■ WORK ITEM ■
What lines of the data below hold the string "amount"? Copy each one out.

■ Stored dataset items ■
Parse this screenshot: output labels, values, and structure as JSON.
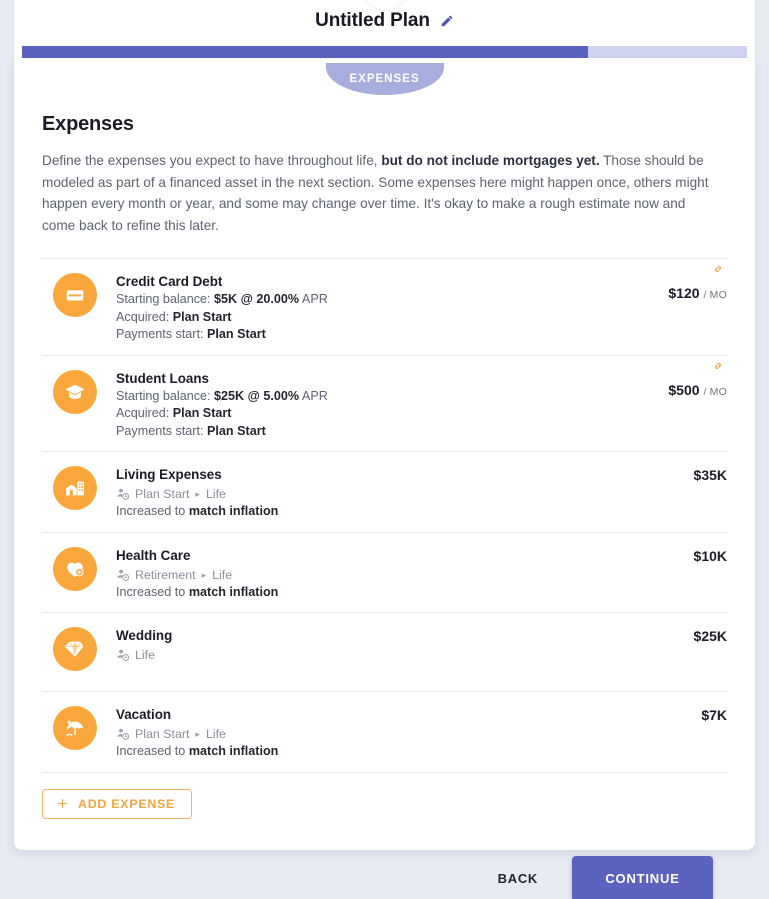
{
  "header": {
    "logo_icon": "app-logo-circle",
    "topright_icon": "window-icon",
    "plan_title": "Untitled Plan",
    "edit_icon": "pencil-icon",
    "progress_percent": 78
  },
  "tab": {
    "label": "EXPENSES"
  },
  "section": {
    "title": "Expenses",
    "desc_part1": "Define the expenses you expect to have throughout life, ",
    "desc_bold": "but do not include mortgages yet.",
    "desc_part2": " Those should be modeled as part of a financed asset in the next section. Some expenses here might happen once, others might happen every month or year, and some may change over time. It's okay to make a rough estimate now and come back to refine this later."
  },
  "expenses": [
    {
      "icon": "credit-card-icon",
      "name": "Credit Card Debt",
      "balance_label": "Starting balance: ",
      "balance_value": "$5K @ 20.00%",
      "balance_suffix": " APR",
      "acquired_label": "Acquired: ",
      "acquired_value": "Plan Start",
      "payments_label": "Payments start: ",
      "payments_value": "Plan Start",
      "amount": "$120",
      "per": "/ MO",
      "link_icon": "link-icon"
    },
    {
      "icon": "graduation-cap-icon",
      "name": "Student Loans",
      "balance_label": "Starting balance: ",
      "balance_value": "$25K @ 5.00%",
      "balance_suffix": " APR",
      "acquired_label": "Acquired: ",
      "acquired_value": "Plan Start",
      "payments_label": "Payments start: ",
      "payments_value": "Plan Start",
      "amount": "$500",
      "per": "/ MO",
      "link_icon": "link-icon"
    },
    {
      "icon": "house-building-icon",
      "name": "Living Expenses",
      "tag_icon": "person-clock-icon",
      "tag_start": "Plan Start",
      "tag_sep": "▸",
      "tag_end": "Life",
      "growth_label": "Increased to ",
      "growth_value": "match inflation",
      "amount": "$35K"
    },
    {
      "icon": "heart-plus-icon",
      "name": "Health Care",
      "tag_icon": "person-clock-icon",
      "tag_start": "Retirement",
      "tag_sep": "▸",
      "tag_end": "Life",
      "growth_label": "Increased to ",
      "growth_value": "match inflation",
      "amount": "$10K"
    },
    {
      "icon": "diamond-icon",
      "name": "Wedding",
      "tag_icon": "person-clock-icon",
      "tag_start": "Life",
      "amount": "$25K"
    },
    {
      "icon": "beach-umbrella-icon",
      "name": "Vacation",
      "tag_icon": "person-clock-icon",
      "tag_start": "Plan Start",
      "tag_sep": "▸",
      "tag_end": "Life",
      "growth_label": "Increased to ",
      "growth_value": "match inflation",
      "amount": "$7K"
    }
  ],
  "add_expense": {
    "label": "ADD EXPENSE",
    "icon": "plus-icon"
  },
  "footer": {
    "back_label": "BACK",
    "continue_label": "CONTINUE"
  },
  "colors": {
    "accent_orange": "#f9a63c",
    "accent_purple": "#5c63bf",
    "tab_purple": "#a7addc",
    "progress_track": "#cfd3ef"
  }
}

■ RESPONSE TO THE TASK ■
      "amount": "$120",
      "amount": "$500",
      "amount": "$35K"
      "amount": "$10K"
      "amount": "$25K"
      "amount": "$7K"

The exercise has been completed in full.